The digital age has disrupted the media ecosystem and opened up our access to information, in equal measures. Solving for a robust information ecosystem void of disinformation, hate, and polarization is the problem of our lifetime. Even the other great challenges we face, which are exceptional, from climate change to pandemics to failing trust in democratic institutions will fall prey to distrust and chaos without a strong media ecosystem.
At a time when we are drowning or thriving in a deluge of information (depending on your perspective), when sources of information have proliferated at an extraordinary pace, and when trust in news is being lost, an index of the newsmakers and their owners and funders seems necessary – a rethinking of what is gained and lost in this remarkable moment in time, irrefutable.

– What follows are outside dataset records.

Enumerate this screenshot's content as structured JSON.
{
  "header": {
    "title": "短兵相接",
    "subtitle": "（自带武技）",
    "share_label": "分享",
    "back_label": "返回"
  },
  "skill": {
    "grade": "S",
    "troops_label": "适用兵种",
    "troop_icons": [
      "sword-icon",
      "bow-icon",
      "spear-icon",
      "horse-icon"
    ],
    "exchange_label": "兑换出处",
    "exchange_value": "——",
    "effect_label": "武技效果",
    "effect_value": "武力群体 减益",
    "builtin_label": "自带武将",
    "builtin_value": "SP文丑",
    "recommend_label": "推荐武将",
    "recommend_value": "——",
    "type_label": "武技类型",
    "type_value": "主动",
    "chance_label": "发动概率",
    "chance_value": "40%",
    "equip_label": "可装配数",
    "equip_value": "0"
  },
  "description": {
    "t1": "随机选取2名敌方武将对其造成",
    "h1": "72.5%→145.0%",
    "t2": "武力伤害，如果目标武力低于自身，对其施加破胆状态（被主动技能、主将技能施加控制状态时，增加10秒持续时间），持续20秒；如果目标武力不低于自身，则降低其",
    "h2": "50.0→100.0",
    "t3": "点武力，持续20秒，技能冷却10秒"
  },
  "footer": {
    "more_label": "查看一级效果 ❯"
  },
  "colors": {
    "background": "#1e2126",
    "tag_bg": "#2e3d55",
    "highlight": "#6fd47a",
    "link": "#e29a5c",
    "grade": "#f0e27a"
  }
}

Our information ecosystem in the U.S. is no longer limited to an intensely competitive traditional media landscape that has long claimed to self-regulate one another to prevent government intervention over the news landscape and ensure a free press. Now the ecosystem is being run between traditional media and the titans of tech, who have created the greatest ad machine ever built. Tech titans have focused on building tools and infrastructure for the proliferation of user-generated content rather than fund strong and robust newsrooms that tend the garden of our civic information ecosystem. The digital information stream today is not only home to our traditional newsrooms but rather, populated and driven by bloggers on Reddit and columnists on Substack or Medium, inputs into our global history moderated on Google's Wikipedia with over 5 billion views a month, along with Facebook groups, user-generated Tweets, TikTok videos, LinkedIn posts, and cable news punditry that is often unchecked for legitimacy. It is chaos or liberation, pending your perspective. Our nascent project will explore the revenue models, social trust networks, media ownership, and power in today's media to bring forth useful solutions to this enormous challenge. We are living in an age where the fourth estate, long a pillar in our democracy, struggles to find sustainable revenue models that enable it to tend to our civic garden of information and we are left to ask how do we rebuild trust in our information ecosystem?